Hokkaido University Collection of Scholarly and Academic Papers >
Graduate School of Veterinary Medicine / Faculty of Veterinary Medicine >
Peer-reviewed Journal Articles, etc >

Infectivity-Enhancing Antibodies to Ebola Virus Glycoprotein

Files in This Item:
JV75-5.pdf161.42 kBPDFView/Open
Please use this identifier to cite or link to this item:

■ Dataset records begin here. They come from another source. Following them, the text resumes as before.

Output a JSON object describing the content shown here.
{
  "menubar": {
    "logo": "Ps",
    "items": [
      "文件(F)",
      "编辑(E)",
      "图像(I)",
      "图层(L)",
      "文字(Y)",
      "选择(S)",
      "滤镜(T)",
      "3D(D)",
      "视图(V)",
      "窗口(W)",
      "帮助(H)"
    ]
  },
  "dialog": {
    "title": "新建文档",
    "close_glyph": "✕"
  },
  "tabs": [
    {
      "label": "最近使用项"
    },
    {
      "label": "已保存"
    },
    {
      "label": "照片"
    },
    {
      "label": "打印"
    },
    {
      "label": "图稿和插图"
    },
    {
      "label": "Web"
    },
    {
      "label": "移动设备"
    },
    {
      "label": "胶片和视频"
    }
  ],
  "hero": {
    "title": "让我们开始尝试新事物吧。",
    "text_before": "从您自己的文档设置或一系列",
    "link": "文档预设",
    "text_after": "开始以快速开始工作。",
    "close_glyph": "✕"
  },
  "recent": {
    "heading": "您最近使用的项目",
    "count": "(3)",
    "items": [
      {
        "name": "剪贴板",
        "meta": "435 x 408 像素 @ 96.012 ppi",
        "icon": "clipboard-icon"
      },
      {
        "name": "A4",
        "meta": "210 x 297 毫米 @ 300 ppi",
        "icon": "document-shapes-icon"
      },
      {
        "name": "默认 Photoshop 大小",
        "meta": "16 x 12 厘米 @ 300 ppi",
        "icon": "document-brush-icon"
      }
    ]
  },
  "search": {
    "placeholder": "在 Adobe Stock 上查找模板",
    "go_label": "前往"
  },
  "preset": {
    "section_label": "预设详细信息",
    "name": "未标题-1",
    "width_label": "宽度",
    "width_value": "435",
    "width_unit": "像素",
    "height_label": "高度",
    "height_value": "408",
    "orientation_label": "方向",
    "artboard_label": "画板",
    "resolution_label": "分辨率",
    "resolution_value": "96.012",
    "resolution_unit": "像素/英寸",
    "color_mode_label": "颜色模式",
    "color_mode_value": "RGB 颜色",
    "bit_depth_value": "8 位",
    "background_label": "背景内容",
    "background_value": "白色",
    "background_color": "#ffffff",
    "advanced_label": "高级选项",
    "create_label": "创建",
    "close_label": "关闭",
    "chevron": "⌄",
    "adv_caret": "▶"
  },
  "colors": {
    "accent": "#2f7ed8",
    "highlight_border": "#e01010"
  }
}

Title: Infectivity-Enhancing Antibodies to Ebola Virus Glycoprotein
Authors: Takada, Ayato Browse this author →KAKEN DB
Watanabe, Shinji Browse this author
Okazaki, Katsunori Browse this author →KAKEN DB
Kida, Hiroshi Browse this author →KAKEN DB
Kawaoka, Yoshihiro Browse this author →KAKEN DB
Issue Date: Mar-2001
Publisher: American Society for Microbiology
Journal Title: Journal of Virology
Volume: 75
Issue: 5
Start Page: 2324
End Page: 2330
Publisher DOI: 10.1128/JVI.75.5.2324-2330.2001
PMID: 11160735
Abstract: Ebola virus causes severe hemorrhagic fever in primates, resulting in mortality rates of up to 100%, yet there are no satisfactory biologic explanations for this extreme virulence. Here we show that antisera produced by DNA immunization with a plasmid encoding the surface glycoprotein (GP) of the Zaire strain of Ebola virus enhances the infectivity of vesicular stomatitis virus pseudotyped with the GP. Substantially weaker enhancement was observed with antiserum to the GP of the Reston strain, which is much less pathogenic in humans than the Ebola Zaire and Sudan viruses. The enhancing activity was abolished by heat but was increased in the presence of complement system inhibitors, suggesting that heat-labile factors other than the complement system are required for this effect. We also generated an anti-Zaire GP monoclonal antibody that enhanced viral infectivity and another that neutralized it, indicating the presence of distinct epitopes for these properties. Our findings suggest that antibody-dependent enhancement of infectivity may account for the extreme virulence of the virus. They also raise issues about the development of Ebola virus vaccines and the use of passive prophylaxis or therapy with Ebola virus GP antibodies.
Rights: Copyright © 2001 American Society for Microbiology
Type: article
Appears in Collections:獣医学院・獣医学研究院 (Graduate School of Veterinary Medicine / Faculty of Veterinary Medicine) > 雑誌発表論文等 (Peer-reviewed Journal Articles, etc)

Submitter: 喜田 宏

Export metadata:

OAI-PMH ( junii2 , jpcoar )

MathJax is now OFF:


Feedback - Hokkaido University